Comic books don’t get much respect from the general reading public, with the exceptions of your Art Spiegelman’s Maus and your Marjane Satrapi’s Persepolis, and if you run in dorkier circles, then your decades-old classics like Alan Moore’s Watchmen and Neil Gaiman’s Sandman.
I was never into comic books growing up: the ones I saw were all your standard Batmans and X-Mens and when I tried to read one it referenced like 100 issues of strange back-story I’d never read, offered little to think about, and then just ended after like 5 minutes of reading. I got a lot more out of reading normal books. Superheroes might be cool, but even as a kid I could tell they just weren’t as smart and interesting as your Giver or your Ender’s Game.
Brian K. Vaughan and Fiona Staples’s amazing Saga got me to read a “graphic novel” again a few months ago. Over the years, I’d given a chance to graphic novels that seemed up my alley like Blankets and Empire State, but I was always disappointed at the ultimately bland experience that I got. Not so with Saga.
I have literally cheered Saga on the train, a crazy person applauding a book in his seat, although there are enough crazy people on the train that everyone politely looks away (it was the scene in Chapter 14 where Sophie discusses how she feels she is inside after her childhood abuse and Lying Cat responds). The best way I can still describe it is that you don’t have to make any excuses for K-Vaughan: his writing is as intelligent and precise and affecting (and correctly-spelled) as any novel’s, and his story is full of imagination and irreverence and heart.

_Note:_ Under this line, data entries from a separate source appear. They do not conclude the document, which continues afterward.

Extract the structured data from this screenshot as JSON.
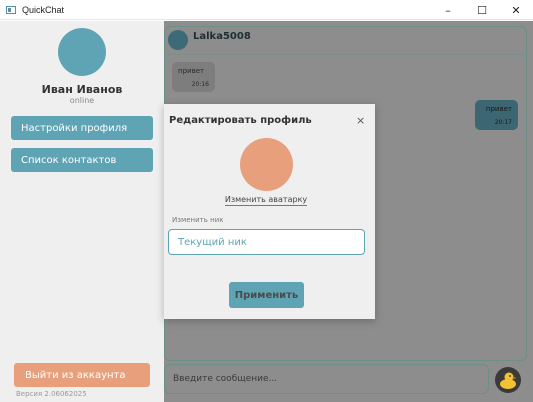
{
  "window": {
    "title": "QuickChat",
    "minimize_glyph": "–",
    "maximize_glyph": "☐",
    "close_glyph": "✕"
  },
  "sidebar": {
    "user_name": "Иван Иванов",
    "status": "online",
    "profile_settings_label": "Настройки профиля",
    "contacts_label": "Список контактов",
    "logout_label": "Выйти из аккаунта",
    "version": "Версия 2.06062025"
  },
  "chat": {
    "contact_name": "Lalka5008",
    "messages": [
      {
        "direction": "incoming",
        "text": "привет",
        "time": "20:16"
      },
      {
        "direction": "outgoing",
        "text": "привет",
        "time": "20:17"
      }
    ],
    "input_placeholder": "Введите сообщение..."
  },
  "modal": {
    "title": "Редактировать профиль",
    "close_glyph": "×",
    "change_avatar_label": "Изменить аватарку",
    "nick_label": "Изменить ник",
    "nick_placeholder": "Текущий ник",
    "apply_label": "Применить"
  },
  "icons": {
    "send": "duck-icon"
  },
  "colors": {
    "accent_teal": "#5fa4b5",
    "accent_orange": "#e8a07c",
    "overlay_gray": "#8d8d8d"
  }
}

So when I wanted more of the same I decided to pick up Neil Gaiman’s new Sandman issue, even though I’m not a Gaiman fan. I find his arrogance and oh-so-dark coolness kind of lame, but I know that he can write, and that’s the kind of grudging respect that can sell your books. A new Sandman issue is a big deal because the last one was in the mid-90s, when the series was assumed to be over. Having never read any of them, I first made a run to Half-Price Books where I picked up a few used volumes. I didn’t know any of the details and I just read what random volumes were available, but I figure this is as good a newcomer’s introduction as any.
I wasn’t disappointed when it comes to quality of writing. The dots and dashes are all where they belong, and the eloquent exposition in some of them is downright impressive, as I had been told. The plots and themes were interesting enough to keep my attention: morally ambiguous and pensive. A lot of late-80s, early-90s aesthetic was also on display, with its big hair and dark makeup, as well as that verbosely musing edgy darkness you’d expect from a series about death and dreams. Each issue stood on its own, lending the feel of a short-story collection with connected themes.
The new issue, starting a story arc called “Overture” ditches the Gen-X vibe for a more modern and glossy art that richly conveys cross-dimensional night and ancient books of destiny and such. Unlike the previous issues I had read, it does not stand alone but seems to set up an introduction to a large new story that will develop issue by issue, planting mysterious seeds of plot and character. This is one of the weaknesses of serial-issue storytelling to me, because I’ve never wanted to read a story a few pages at a time and then wait, losing the thread and investment in between. Still, quality of writing is what keeps me coming back to any story, even if I am not Wow’d, and Neil does provide that.
I also picked up an unrelated, amazingly clever and offensive one-shot story called “Our Love is Real” by Sam Humphries and Steven Sanders that I’d recommend to anyone who is intrigued by the opening line “It was after one of the vegisexual riots.” Your $3.99 will be well-spent learning what the future is all about. And because my review of Sandman was as much about that, comics in general, and Saga, I offer the caveat that fantasy just never tripped my trigger inherently, as much as dystopia and/or young messy love in hostile worlds.